Tag Archives: Succulents
Sceletium tortuosum is a rare succulent plant that has medicinal properties that relieves anxiety and lifts depression in those with a serotonin imbalance.
It is used by the first people of South Africa, the Khoikhoi and the San during hunting expeditions as it reduces appetite and increases stamina.
It can be chewed, drank as tea or snuffed with different effects according to the method taken.
It is prepared traditionally by fermenting and then drying the herb.
It occurs in the karroo regions of the western cape, typically growing prostrate under the shade of other bushes and trees.
Indigenous to South Africa this species has been found to extract the most carbon from the air for any tree it’s size. It is found on rocky slopes in arid conditions and flowers in extreme drought conditions.
It is a popular bonsai subject because of it’s caudiciform (tree trunk-like) appearance. Pictured is a variegated type.
I want it to lean over almost horizontally so I used crutch-shaped sticks to prop it up.
Low growing shrubby succulent with conspicuously hairy leaves and small yellow flowers.
The name Delosperma is derived from the greek for visible seed, in allusion to the fact that the capsules have no covering membranes so the seeds are exposed when the capsules are open.
The plant is from the mesemb family and is native to Southern Africa.
You know spring has sprung when the Lampranthus are flowering..
Senecio or Kleinia articularis is a succulent with blue-gray jointed stems resembling a string of sausages hence it’s name hotdog plant or ‘worsies’.
It has ivy shaped leaves that are seen seasonally, otherwise the stems are bare.
They spread and ramble under larger shrubs in the spekboomveld and gwarrieveld of the western cape and eastern cape of South Africa.
Tongue-leafed mesemb, Glottiphyllum longum with seed pods or fruit capsules. this species flowers in autumn in the western cape, little karoo region.
The highly succulent leaves are oblong and slightly flattened. Stems are not normally visible and the plant exhibits clump-forming growth as opposed to trailing.
Aloe tappers near Calitzdorp in the Little Karoo arrange the cut aloe leaves in a ring around a depression in the ground lined with plastic. Aloin sap flows from the aloe leaves and is collected in the plastic. It is then boiled and reduced to a resinous form taken as a laxative and for arthritis.
Sprawling succulent shrublet with a rosette of warty club shaped branches arising from a short thick stem (caudex). Endemic near Cape town, South Africa found in deep sand and on rocky outcrops.
“Euphorbias are characterized by their milky latex. Stipules are usually present, often modified into prickles and spines.
Many species produce peduncles (inflorescent stalks) which persist after the cyathia (cup-shaped structures) and capsules have withered.
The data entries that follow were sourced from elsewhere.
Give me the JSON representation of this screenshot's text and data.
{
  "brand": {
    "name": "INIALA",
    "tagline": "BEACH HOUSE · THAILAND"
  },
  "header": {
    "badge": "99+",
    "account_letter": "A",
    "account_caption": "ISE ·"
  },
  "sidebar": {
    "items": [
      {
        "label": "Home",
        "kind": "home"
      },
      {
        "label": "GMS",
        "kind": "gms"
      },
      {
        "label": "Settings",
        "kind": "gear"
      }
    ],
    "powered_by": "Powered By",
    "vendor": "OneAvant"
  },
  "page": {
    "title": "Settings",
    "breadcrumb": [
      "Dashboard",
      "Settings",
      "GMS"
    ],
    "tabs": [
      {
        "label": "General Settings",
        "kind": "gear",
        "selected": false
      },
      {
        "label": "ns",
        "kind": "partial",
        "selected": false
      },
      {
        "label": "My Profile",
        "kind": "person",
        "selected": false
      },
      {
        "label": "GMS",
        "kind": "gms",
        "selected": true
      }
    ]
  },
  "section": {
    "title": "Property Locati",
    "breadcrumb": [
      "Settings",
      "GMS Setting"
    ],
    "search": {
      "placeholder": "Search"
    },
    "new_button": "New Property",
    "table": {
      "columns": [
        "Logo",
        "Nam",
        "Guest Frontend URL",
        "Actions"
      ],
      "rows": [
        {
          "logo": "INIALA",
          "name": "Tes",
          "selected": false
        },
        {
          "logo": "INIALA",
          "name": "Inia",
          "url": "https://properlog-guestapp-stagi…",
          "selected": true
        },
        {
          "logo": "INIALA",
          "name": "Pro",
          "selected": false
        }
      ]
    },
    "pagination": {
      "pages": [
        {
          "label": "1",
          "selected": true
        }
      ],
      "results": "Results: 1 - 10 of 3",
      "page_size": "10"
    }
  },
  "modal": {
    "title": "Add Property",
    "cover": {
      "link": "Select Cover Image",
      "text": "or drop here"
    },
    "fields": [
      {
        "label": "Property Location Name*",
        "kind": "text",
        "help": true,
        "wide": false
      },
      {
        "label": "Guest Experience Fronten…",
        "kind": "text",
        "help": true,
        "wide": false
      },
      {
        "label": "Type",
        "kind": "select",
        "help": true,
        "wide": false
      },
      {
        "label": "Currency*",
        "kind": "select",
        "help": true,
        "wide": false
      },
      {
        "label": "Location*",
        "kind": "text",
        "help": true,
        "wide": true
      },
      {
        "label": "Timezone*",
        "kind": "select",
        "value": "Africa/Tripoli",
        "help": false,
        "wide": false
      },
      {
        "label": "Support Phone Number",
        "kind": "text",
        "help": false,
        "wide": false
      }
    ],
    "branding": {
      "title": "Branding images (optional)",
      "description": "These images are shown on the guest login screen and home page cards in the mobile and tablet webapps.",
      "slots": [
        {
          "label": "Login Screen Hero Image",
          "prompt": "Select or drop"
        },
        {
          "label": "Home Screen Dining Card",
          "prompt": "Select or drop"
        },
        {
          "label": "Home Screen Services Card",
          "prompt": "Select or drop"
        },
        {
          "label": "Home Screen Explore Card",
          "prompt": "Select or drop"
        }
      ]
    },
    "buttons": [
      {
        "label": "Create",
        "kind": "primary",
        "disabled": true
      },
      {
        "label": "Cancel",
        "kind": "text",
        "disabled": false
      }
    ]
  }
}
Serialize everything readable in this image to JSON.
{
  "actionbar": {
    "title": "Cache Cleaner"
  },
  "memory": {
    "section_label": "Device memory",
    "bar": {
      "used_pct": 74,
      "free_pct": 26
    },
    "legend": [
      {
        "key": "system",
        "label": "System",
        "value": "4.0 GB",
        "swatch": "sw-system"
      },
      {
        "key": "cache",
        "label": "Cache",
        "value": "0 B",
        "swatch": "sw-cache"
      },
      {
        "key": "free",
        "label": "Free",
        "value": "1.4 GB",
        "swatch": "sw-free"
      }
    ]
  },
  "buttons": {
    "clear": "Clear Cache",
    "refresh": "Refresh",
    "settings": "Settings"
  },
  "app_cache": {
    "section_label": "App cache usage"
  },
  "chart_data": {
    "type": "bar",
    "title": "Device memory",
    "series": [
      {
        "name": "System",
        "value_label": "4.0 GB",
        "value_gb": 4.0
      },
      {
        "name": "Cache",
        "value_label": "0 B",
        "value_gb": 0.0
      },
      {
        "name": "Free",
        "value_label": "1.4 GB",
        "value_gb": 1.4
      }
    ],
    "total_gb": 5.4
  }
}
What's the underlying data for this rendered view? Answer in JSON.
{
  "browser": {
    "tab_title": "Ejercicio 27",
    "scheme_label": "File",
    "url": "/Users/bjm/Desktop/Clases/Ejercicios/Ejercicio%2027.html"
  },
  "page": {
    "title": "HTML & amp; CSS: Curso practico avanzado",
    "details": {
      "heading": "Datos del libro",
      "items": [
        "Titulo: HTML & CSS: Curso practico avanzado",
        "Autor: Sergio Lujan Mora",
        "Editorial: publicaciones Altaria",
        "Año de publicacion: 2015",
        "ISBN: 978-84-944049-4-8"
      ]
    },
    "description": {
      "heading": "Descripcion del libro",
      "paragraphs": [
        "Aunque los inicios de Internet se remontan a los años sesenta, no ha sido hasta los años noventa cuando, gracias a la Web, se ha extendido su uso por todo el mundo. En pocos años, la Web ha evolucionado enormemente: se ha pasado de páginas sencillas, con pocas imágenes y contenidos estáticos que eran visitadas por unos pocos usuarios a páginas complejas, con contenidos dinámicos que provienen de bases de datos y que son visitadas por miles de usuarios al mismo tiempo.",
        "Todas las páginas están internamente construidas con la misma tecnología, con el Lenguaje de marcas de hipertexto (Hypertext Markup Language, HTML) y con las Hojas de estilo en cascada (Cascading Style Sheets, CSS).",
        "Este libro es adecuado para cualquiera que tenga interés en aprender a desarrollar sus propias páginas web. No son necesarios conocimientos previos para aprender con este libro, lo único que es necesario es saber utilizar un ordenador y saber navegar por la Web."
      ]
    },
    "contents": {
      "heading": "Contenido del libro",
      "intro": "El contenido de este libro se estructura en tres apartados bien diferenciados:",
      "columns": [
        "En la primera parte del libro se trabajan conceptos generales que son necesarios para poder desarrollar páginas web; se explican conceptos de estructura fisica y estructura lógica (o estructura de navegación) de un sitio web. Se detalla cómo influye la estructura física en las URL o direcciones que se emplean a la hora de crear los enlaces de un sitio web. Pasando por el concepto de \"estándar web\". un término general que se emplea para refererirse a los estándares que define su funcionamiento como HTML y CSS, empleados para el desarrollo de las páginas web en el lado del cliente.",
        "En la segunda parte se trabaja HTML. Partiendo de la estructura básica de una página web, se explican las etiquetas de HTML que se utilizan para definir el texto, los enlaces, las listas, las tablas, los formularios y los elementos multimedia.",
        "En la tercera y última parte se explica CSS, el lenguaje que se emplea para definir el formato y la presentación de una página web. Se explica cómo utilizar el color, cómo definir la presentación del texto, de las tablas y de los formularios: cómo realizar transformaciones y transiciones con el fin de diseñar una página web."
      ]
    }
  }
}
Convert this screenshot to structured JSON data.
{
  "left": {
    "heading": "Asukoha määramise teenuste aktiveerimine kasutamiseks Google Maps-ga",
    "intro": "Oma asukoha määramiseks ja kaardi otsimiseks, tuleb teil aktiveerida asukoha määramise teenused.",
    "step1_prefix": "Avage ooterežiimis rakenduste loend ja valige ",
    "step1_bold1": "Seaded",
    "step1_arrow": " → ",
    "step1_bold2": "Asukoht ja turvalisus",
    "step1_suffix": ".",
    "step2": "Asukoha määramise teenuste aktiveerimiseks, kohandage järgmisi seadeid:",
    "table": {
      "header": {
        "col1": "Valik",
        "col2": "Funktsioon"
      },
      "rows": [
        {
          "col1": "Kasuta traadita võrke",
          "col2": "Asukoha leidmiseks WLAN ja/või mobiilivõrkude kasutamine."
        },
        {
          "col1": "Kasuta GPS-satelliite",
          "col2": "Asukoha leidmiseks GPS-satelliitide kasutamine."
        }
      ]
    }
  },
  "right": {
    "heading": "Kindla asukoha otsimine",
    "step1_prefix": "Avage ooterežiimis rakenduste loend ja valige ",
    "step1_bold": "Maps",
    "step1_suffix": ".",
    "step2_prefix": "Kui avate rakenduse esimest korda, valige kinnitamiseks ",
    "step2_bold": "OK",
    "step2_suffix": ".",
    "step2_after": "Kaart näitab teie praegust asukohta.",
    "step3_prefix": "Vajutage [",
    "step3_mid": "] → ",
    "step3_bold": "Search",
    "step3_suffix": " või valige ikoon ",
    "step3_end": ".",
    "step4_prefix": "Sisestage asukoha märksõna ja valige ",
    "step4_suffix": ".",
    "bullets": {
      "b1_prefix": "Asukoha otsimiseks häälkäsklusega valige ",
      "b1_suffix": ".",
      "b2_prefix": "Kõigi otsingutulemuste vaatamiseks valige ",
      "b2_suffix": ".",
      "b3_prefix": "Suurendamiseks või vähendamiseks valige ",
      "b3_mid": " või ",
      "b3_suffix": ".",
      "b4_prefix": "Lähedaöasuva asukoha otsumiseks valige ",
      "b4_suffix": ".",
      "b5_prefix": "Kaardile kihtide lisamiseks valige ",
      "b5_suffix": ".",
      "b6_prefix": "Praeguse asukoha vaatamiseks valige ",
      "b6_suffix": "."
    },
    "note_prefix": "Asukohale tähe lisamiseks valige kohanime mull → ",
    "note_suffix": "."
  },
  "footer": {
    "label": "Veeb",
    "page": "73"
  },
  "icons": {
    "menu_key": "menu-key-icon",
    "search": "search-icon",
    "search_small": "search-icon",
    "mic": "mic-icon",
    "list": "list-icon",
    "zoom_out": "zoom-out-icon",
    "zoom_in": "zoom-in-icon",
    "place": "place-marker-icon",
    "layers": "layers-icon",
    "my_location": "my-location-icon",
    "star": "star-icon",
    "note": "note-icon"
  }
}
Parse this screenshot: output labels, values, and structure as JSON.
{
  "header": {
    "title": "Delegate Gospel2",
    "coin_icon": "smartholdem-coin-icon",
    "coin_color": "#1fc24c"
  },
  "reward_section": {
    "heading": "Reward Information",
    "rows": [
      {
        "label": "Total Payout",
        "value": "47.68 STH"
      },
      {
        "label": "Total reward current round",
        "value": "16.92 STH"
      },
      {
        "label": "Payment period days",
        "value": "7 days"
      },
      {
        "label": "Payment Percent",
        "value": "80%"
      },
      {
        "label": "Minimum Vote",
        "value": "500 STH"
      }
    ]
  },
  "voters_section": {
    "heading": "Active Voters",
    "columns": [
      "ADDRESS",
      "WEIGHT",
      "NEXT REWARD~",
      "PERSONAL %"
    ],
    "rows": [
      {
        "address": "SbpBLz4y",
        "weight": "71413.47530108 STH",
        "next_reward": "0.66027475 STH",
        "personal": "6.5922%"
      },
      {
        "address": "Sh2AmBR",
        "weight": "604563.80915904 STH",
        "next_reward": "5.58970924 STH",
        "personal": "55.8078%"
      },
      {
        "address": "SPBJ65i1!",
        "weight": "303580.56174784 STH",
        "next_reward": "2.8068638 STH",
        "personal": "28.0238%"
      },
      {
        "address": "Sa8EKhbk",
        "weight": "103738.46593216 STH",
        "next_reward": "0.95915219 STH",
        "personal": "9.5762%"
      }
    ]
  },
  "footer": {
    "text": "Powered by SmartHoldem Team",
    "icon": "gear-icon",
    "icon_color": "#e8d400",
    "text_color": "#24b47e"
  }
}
In some species these persistent peduncles become sharpened at the tip and become true spines.
The individual flowers, set within a cyathium, which is the basic unit of the inflorescence of euphorbia, are surrounded by a number of bracts which form a unique floral envelope or involucre.
The flowers are unisexual with the male flower reduced to a single stamen on it’s own pedicel.
Curiously there is never more than one female flower in a cyathium, whereas the male flowers are always numerous.
Capsules usually consist of three cells. the cells seperate at maturity from a persistent axis, often freeing the seed with great force.”
A native of Mexico, this Moonstone succulent flowers from late winter to early spring.